The Prince Agaricus mushroom. A fungus fruit, the prince is one of the very best edible mushrooms, with a smell and flavor like almond extract that will knock almost any foodie to his knees as he begs you to tell just where you found these incredibly delicious things. Don’t tell—just share, and perhaps offer the basic scoop: The prince, Latin name Agaricus augustus, is a close relative of the cultivated portobello mushroom. Many other species in the genus are good to eat, as well—but the prince is the king. The mushroom is a summer fruiter, often occurring in areas touched by fog drip or in parks wetted by sprinklers.
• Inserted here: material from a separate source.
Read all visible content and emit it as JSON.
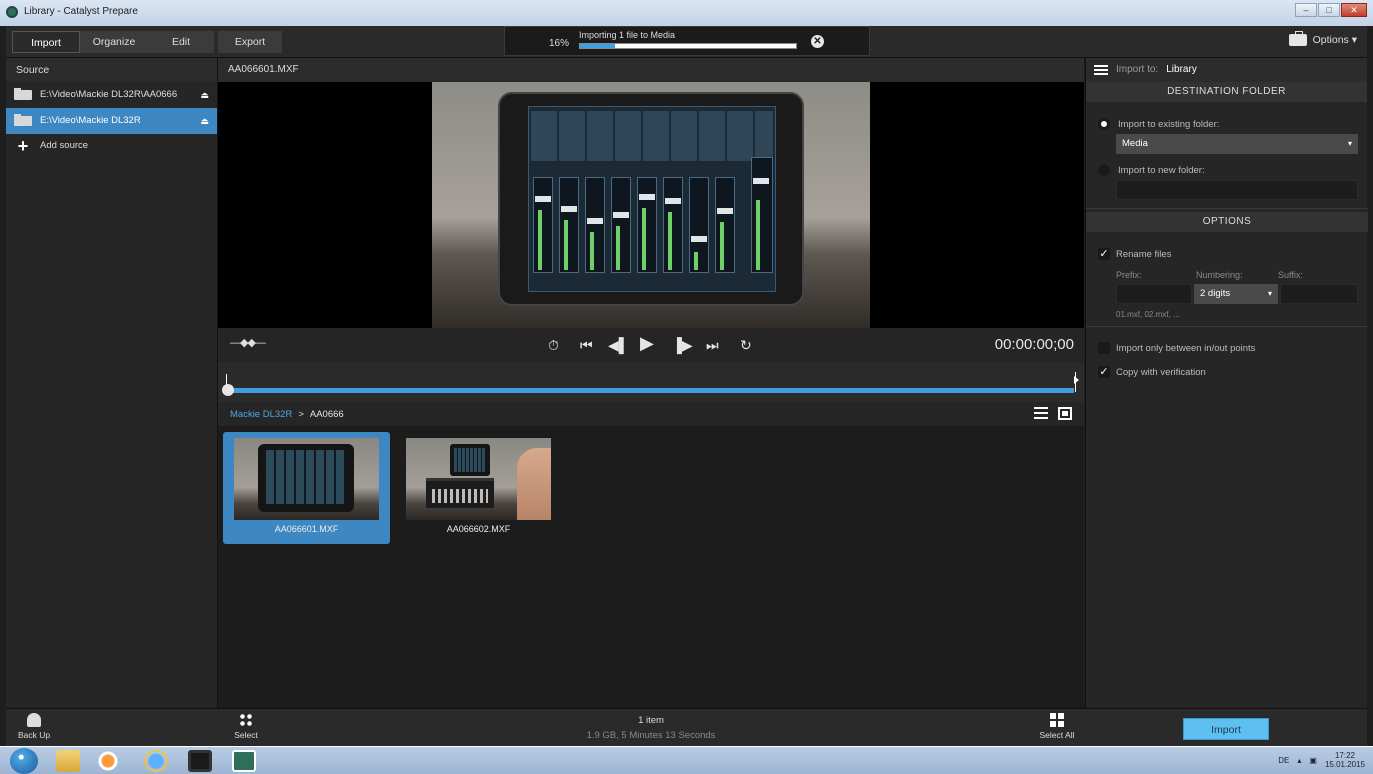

The mushrooms like to grow in disturbed soils—and right beside roadways is a great place to look. I’ve even encountered the prince while cycling through Bulgaria and Greece. Unsure I had met my old friend so far from home, I smelled the cap—and that almond-anise aroma left no doubt. When the mushrooms are barbecued, the sweet juices of the prince come out sizzling. The texture remains firm—never slimy—and the flavor is a knockout. Try dipping prince slices in egg, then sautéing and serving with a drizzle of maple syrup for mushroom French toast. NOTE: Do not forage mushrooms if you don’t know what you’re doing. This blog post is not to be used for identification purposes.
Don’t know where to start? Fallen Fruit serves as a foraging resource and a guide to collecting fruit from public trees in Los Angeles and beyond. Another group, based in the San Francisco Bay Area, calls itself Guerrilla Grafters and stalks the streets, grafting branches of prized fruit varieties onto non-fruit-bearing sidewalk trees with the goal of cultivating a free food resource for public use. How cool is that?